Imagine the number of legal documents that should be used that way. Instead of passing them to each other, losing track of versions, and not being in sync with the other version, why can’t *all* business documents become shared instead of transferred back and forth? So many types of legal contracts would be ideal for that kind of workflow.You don’t need a blockchain to share documents, but the shared documents analogy is a powerful one.”
-William Mougayer, 4x entrepreneur, venture advisor, marketer, blockchain specialist.
Blockchain ensures data security
Blockchain enables digital data to be distributed across a network of nodes, where this data/transaction is validated individually at each node. This particular piece of data or transaction is irreversible. Since it is available across locations, means that the data is not centralized and as such very much public.
This makes blockchain a rather secure technology.

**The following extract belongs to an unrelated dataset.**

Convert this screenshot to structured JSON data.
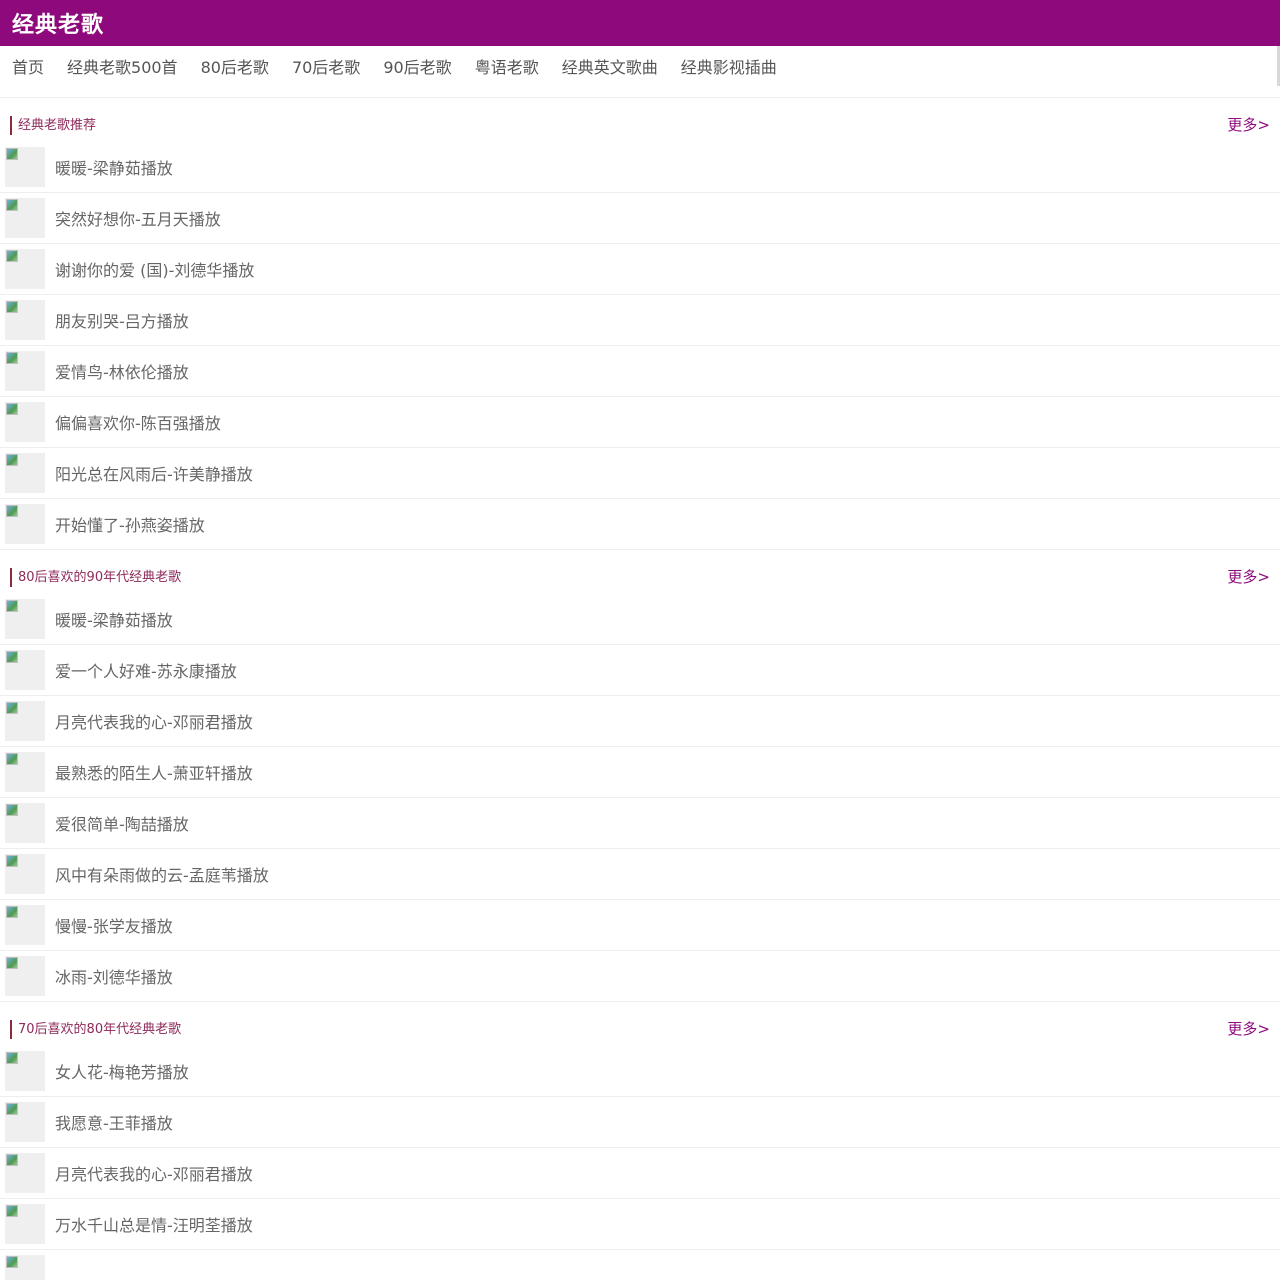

The information stored at various nodes in a network makes it difficult for a hacker to hack it. Hackers generally go for centralized information, as corrupting a single location is an easy task. But accessing and corrupting multiple locations/nodes to simply corrupt one transaction does not make a lot of sense. It would also require a mammoth computing power to corrupt all the nodes in the network.
Although hacking into the entire system might seem like a possibility, but it is only so in theory and not in real life. If not impossible, it is pretty unlikely.
How does Blockchain work?
Although you really don’t need to known how blockchain works in order to actually use the technology, but it is always good to know.
Think of a document that has been distributed throughout the network. Each time the information in this document is updated the changes are made across all the nodes that possess the document. Each change is validated and verified using known algorithms. This network-wide update makes the change irreversible. The earlier versions are still available to the people who are accessing it for their reference.
Where does blockchain derive its name from?
Blockchain, earlier known as block chain, is as the name indicates a chain made of a number of blocks. Each block contains a number of transactions, each of which is verified by the different nodes across the network. The different blocks together form a ledger, which is nothing but a group of transactions which have been verified and stored. Each new block that is created is then added to the already existing chain, thereby creating a blockchain.
How does the node system work?
The different nodes across the network for a decentralized system of storing information. The nodes are connected through a Peer-2-Peer network. Each time there is a transaction, it is broadcast on this network. The nodes works in tandem to verify the transaction using known algorithms. Once verified, the transaction is added to other existing transactions to create a block. Once this new block is added to the existing chain, the transaction is complete, permanent, and unalterable.
Watch this space for more information and news on blockchain, its uses, and what makes it so disruptive.